top of page
  • Writer's pictureDaniel Kraft

The Fundamentals of Positioning. Understand Who Buys, What They Buy, and Why They Buy?

Imagine you are selling an app that allows an employer to reach all their employees. Who is buying this? About a decade ago, three founders each started a company, and they came to three fundamentally different answers.

Markus founded Sitrion, focussing on HR, Martin started Staffbase, concentrating on Internal Communications, and Cristian started BeeKeeper, focussing on the frontline workforce. Who was right?

Fast forward, Sitrion merged with another company and did an IPO. Staffbase became a Unicorn worth more than €1.1 billion, and BeeKeeper is in the Swiss Soonicorn Club, indicating that a billion $ valuation is just a matter of time. Three founders, three different but successful paths.

As early founders, we often believe that everyone needs our product or service. That is rarely the case. Success comes with a clear understanding of who is buying, what they are buying, and why.

Who, What, and Why? Defining Your Positioning

Not everyone can and will be your customer. And that is a good thing - because it gives you the possibility to be the best in your specific market. And you need to be the best to survive long enough to scale your business.

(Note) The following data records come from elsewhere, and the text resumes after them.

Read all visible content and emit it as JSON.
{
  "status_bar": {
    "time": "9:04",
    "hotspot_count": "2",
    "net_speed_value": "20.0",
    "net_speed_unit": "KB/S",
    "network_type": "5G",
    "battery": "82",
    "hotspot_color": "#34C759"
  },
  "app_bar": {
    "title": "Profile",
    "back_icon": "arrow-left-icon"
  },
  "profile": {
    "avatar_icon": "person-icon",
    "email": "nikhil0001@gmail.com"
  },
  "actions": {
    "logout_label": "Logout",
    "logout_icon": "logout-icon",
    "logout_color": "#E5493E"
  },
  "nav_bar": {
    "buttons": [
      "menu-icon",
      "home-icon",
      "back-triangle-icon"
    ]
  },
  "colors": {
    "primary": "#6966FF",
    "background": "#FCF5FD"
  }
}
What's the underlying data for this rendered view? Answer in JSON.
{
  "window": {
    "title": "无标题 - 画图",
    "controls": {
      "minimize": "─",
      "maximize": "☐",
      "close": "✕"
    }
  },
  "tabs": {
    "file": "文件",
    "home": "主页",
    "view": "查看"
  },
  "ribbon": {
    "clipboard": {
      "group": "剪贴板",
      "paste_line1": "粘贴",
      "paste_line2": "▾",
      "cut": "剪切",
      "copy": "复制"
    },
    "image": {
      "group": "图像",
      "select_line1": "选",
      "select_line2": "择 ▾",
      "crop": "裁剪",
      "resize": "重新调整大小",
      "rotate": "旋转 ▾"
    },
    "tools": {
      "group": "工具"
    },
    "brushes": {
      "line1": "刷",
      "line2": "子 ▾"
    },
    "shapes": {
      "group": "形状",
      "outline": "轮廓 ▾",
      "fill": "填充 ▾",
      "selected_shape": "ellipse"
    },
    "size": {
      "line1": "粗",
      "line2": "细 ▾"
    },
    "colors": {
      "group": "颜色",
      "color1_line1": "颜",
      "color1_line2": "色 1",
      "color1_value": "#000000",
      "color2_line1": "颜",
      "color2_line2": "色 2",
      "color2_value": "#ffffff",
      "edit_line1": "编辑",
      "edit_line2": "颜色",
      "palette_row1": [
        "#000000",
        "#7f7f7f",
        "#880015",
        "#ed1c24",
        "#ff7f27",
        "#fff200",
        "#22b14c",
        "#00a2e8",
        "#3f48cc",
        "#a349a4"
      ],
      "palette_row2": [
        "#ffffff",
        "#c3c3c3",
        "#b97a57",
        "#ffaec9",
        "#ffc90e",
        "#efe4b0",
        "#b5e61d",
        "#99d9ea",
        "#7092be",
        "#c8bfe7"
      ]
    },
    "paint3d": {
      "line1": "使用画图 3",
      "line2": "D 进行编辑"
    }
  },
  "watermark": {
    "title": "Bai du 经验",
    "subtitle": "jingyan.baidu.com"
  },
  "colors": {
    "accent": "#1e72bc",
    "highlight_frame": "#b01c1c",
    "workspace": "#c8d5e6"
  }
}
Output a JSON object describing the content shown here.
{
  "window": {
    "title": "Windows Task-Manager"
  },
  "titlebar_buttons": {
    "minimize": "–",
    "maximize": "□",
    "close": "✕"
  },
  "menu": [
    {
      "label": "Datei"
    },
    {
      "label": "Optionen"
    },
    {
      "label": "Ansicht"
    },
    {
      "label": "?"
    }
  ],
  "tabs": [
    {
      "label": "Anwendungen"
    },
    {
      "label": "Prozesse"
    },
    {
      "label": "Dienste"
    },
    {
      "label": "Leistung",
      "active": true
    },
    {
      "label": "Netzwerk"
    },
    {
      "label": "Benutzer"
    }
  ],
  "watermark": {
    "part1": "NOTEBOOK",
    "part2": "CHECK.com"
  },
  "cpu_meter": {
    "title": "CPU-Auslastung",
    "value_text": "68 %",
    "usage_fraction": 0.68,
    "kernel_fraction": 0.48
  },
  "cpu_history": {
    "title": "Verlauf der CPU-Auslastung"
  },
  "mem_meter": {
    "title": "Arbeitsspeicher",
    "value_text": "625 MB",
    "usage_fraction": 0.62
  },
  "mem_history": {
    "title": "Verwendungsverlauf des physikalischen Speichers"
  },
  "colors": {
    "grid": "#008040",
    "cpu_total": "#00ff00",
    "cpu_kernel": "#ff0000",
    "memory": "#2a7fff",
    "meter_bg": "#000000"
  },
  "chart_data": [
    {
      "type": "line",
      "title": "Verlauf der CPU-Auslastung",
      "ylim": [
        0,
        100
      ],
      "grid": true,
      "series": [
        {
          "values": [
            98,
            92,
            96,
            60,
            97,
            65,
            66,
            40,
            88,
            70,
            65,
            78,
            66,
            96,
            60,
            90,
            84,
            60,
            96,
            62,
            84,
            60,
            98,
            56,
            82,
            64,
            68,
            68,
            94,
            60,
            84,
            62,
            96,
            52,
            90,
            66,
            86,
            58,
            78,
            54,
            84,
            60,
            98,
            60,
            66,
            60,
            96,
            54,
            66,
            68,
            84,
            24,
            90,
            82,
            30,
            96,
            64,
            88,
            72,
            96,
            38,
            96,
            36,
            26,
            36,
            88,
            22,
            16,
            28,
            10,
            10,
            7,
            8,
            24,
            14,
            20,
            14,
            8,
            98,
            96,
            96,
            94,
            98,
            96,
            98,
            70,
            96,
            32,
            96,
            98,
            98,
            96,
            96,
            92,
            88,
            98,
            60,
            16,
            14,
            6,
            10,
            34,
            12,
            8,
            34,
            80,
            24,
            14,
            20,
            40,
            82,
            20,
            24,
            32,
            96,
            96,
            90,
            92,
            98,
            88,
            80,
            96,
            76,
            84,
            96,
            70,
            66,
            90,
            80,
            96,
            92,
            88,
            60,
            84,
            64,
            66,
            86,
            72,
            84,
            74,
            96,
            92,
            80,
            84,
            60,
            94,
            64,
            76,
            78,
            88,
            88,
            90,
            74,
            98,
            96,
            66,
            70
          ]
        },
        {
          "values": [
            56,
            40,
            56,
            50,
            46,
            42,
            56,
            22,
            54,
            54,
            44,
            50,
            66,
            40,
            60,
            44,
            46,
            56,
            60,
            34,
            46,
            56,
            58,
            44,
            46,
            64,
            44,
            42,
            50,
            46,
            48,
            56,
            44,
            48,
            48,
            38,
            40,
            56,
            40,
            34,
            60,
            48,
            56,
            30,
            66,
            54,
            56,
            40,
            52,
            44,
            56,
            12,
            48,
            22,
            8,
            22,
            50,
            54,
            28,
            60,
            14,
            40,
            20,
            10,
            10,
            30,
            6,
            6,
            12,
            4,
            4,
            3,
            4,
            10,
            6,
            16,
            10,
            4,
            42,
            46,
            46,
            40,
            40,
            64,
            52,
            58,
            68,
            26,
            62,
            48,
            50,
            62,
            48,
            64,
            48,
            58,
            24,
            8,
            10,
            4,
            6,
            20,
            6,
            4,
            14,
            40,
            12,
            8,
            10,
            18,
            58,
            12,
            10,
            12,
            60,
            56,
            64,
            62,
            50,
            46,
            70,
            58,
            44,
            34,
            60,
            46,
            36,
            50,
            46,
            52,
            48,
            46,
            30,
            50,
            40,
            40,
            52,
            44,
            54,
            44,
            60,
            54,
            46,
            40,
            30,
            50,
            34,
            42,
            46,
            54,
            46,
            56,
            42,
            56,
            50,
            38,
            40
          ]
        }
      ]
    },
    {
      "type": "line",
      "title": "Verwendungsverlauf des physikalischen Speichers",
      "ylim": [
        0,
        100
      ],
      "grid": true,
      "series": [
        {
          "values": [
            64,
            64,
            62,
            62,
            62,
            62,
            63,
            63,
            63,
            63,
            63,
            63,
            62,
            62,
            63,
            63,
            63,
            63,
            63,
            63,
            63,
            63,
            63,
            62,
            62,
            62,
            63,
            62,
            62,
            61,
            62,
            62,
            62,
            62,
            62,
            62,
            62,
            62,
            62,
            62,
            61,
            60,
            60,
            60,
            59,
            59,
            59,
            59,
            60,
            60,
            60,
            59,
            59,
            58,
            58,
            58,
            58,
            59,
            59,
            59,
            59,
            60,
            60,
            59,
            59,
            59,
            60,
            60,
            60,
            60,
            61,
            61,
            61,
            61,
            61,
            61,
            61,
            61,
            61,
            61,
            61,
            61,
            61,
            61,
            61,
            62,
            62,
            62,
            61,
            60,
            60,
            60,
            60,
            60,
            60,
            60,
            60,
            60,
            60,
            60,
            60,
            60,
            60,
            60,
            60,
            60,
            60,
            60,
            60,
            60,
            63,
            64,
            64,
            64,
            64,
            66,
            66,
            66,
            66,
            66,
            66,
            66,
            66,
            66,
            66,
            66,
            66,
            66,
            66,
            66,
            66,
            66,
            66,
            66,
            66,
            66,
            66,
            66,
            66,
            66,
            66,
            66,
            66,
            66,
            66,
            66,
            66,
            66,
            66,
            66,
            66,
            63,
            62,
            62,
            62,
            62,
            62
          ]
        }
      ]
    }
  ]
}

As we learned from Amos Schwartzfarb’s book Levers, the answers to those three simple questions are the essence of your business, the driver behind your startup. Before you design your logo or even think about your pitch deck, you should answer them:

  • Who is your customer?

  • What are they buying?

  • Why are they buying it?

Almost every founder we talk to can articulate the 3W in the abstract, but once we dig deeper, you’ll be surprised how many founders don't have a clear answer - even at a larger scale. Try it yourself; take a minute and write down your answers in a table like the one below.

Source: Moinland illustration based on the book Levers.

Who Is Buying Your Product?

The Who seems the easiest. Yet, three smart founders came to different conclusions. The key to a great Who is to narrow it down as much as possible. All three founders sell to companies with many employees. But so does almost any B2B Software vendor. When you’re digging deeper you'll find the important nuances:

  • Markus and Sitrion focused on the HR buyer in large organizations.

  • Martin and Staffbase aim for Internal Communications in large companies.

  • Cristian and BeeKeeper on companies with many non-desk workers.

Each of these buyers are fundamentally different people. Yes, when you sell B2B you still sell to a person with their needs, feelings, biases, and challenges. To define your Who, you need both the ICP (ideal customer profile) and the buyer persona. In essence, the ideal company and the ideal person within the company.

Before you get your PhD in persona-building I’d recommend reading the book and taking a lesson from Rand at Sparktoro. Both are great investments of your time.

What Are Your Customers Buying?

Now you might think: “That’s an easy one - they buy my product!” Let’s think back to the example of the three founders. They all offer the same general product, an app that reaches all employees. The What is not what you sell, but what they buy. It helps to ask, how would your customers express that?

  • Sitrion: We provide our HR Self-services to all our employees.

  • Staffbase: We reach all our employees with our communication.

  • BeeKeeper: We connect with our unconnected field workers.

All customers purchased the same type of product but all of them had a different way to express this. Only if you immerse yourself in the language of your customers, you’ll be able to articulate the What.

This change of perspective is key to understanding what your customers are actually buying. Stop thinking from the inside out and communicating why your product is so great. Instead, we're looking from the outside in: What do they need your product to do for them, how does it fit into their lives, and what problem does it solve?

Why Are Your Customers Buying Your Product?

The last question is all about Why your customers are buying something. This is probably the most difficult question to answer, but the most important one that can convince your target audience.

As we can see in the examples above, purchase decisions depend on who you are and what you are trying to achieve - and are often not rational but emotional. Let’s go back to our three founders and see how their customers expressed their Why:

  • Sitrion: We made a big investment in HR Self-services but many of our employees don’t use them. We need to increase the adoption to justify the investment and reduce expenses in HR administration.

  • Staffbase: Our company goes through a lot of change and we need to be able to support the change across the organization. We need to take control of the employee communication or they’ll find external sources.

  • BeeKeeper: Most of our value is generated by employees in the field but they are disconnected from the company. They are the core of our business and we need to take care of them.

Want to Know More About Positioning Your Startup?

Hopefully, this gives you a good 101 of finding your Who, What, and Why. In our founder coachings we deal with many strategic and emotional challenges of scale. Having your 3W in order clears the path and provides a good framework to set goals, empower your people and make sure you always have enough cash in the bank.

Want to learn more about our coaching? Get in touch with us!


Get Posts by email

Welcome to the Moinland Community!

Join our Mental Fitness Program

Negative emotions, including stress, are the result of self-sabotage. Mental fitness allows you to travel the startup journey with a positive mindset and boost performance.

bottom of page